● **Work order**: Type the entries out once more. Match them exactly.

··· Data excerpts ···

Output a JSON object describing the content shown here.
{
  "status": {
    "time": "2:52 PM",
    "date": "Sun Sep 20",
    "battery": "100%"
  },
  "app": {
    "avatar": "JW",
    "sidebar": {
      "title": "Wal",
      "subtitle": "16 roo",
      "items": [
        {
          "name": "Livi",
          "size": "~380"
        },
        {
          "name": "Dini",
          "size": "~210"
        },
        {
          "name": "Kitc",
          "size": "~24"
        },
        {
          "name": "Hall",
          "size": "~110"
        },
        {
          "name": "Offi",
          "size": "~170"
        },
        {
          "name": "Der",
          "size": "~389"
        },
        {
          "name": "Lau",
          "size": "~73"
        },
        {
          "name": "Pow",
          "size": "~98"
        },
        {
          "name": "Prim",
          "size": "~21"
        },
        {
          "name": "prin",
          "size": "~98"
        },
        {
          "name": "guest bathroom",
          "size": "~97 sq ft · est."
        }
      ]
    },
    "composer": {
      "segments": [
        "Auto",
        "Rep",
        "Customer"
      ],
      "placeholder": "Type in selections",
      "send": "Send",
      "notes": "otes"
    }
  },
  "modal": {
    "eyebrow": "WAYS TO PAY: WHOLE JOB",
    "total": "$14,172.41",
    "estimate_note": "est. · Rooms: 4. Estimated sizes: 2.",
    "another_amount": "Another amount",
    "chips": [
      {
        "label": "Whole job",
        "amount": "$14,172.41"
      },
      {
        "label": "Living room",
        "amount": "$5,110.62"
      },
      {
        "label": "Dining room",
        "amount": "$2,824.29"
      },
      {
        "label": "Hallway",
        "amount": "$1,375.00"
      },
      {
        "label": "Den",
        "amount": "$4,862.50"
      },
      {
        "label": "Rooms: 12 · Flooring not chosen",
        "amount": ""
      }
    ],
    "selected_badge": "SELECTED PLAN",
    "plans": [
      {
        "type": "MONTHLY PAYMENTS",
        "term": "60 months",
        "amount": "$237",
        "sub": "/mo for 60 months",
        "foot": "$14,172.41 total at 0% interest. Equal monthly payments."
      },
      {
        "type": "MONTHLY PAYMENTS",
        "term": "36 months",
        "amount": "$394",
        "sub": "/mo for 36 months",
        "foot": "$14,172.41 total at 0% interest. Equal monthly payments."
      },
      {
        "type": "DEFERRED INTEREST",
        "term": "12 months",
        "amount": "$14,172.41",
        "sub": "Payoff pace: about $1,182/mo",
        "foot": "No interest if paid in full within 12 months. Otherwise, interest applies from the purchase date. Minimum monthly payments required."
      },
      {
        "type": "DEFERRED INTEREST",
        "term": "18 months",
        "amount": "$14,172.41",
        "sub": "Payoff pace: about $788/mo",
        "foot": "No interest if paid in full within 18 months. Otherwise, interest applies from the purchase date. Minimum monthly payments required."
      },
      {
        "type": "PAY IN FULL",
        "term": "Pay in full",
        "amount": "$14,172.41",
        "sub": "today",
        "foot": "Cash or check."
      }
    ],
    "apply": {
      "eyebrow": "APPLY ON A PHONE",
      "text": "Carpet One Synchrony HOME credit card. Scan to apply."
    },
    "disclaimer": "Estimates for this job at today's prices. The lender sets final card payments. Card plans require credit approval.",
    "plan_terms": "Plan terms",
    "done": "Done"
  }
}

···

● **Response area**:
Output a JSON object describing the content shown here.
{
  "status": {
    "time": "2:52 PM",
    "date": "Sun Sep 20",
    "battery": "100%"
  },
  "app": {
    "avatar": "JW",
    "sidebar": {
      "title": "Wal",
      "subtitle": "16 roo",
      "items": [
        {
          "name": "Livi",
          "size": "~380"
        },
        {
          "name": "Dini",
          "size": "~210"
        },
        {
          "name": "Kitc",
          "size": "~24"
        },
        {
          "name": "Hall",
          "size": "~110"
        },
        {
          "name": "Offi",
          "size": "~170"
        },
        {
          "name": "Der",
          "size": "~389"
        },
        {
          "name": "Lau",
          "size": "~73"
        },
        {
          "name": "Pow",
          "size": "~98"
        },
        {
          "name": "Prim",
          "size": "~21"
        },
        {
          "name": "prin",
          "size": "~98"
        },
        {
          "name": "guest bathroom",
          "size": "~97 sq ft · est."
        }
      ]
    },
    "composer": {
      "segments": [
        "Auto",
        "Rep",
        "Customer"
      ],
      "placeholder": "Type in selections",
      "send": "Send",
      "notes": "otes"
    }
  },
  "modal": {
    "eyebrow": "WAYS TO PAY: WHOLE JOB",
    "total": "$14,172.41",
    "estimate_note": "est. · Rooms: 4. Estimated sizes: 2.",
    "another_amount": "Another amount",
    "chips": [
      {
        "label": "Whole job",
        "amount": "$14,172.41"
      },
      {
        "label": "Living room",
        "amount": "$5,110.62"
      },
      {
        "label": "Dining room",
        "amount": "$2,824.29"
      },
      {
        "label": "Hallway",
        "amount": "$1,375.00"
      },
      {
        "label": "Den",
        "amount": "$4,862.50"
      },
      {
        "label": "Rooms: 12 · Flooring not chosen",
        "amount": ""
      }
    ],
    "selected_badge": "SELECTED PLAN",
    "plans": [
      {
        "type": "MONTHLY PAYMENTS",
        "term": "60 months",
        "amount": "$237",
        "sub": "/mo for 60 months",
        "foot": "$14,172.41 total at 0% interest. Equal monthly payments."
      },
      {
        "type": "MONTHLY PAYMENTS",
        "term": "36 months",
        "amount": "$394",
        "sub": "/mo for 36 months",
        "foot": "$14,172.41 total at 0% interest. Equal monthly payments."
      },
      {
        "type": "DEFERRED INTEREST",
        "term": "12 months",
        "amount": "$14,172.41",
        "sub": "Payoff pace: about $1,182/mo",
        "foot": "No interest if paid in full within 12 months. Otherwise, interest applies from the purchase date. Minimum monthly payments required."
      },
      {
        "type": "DEFERRED INTEREST",
        "term": "18 months",
        "amount": "$14,172.41",
        "sub": "Payoff pace: about $788/mo",
        "foot": "No interest if paid in full within 18 months. Otherwise, interest applies from the purchase date. Minimum monthly payments required."
      },
      {
        "type": "PAY IN FULL",
        "term": "Pay in full",
        "amount": "$14,172.41",
        "sub": "today",
        "foot": "Cash or check."
      }
    ],
    "apply": {
      "eyebrow": "APPLY ON A PHONE",
      "text": "Carpet One Synchrony HOME credit card. Scan to apply."
    },
    "disclaimer": "Estimates for this job at today's prices. The lender sets final card payments. Card plans require credit approval.",
    "plan_terms": "Plan terms",
    "done": "Done"
  }
}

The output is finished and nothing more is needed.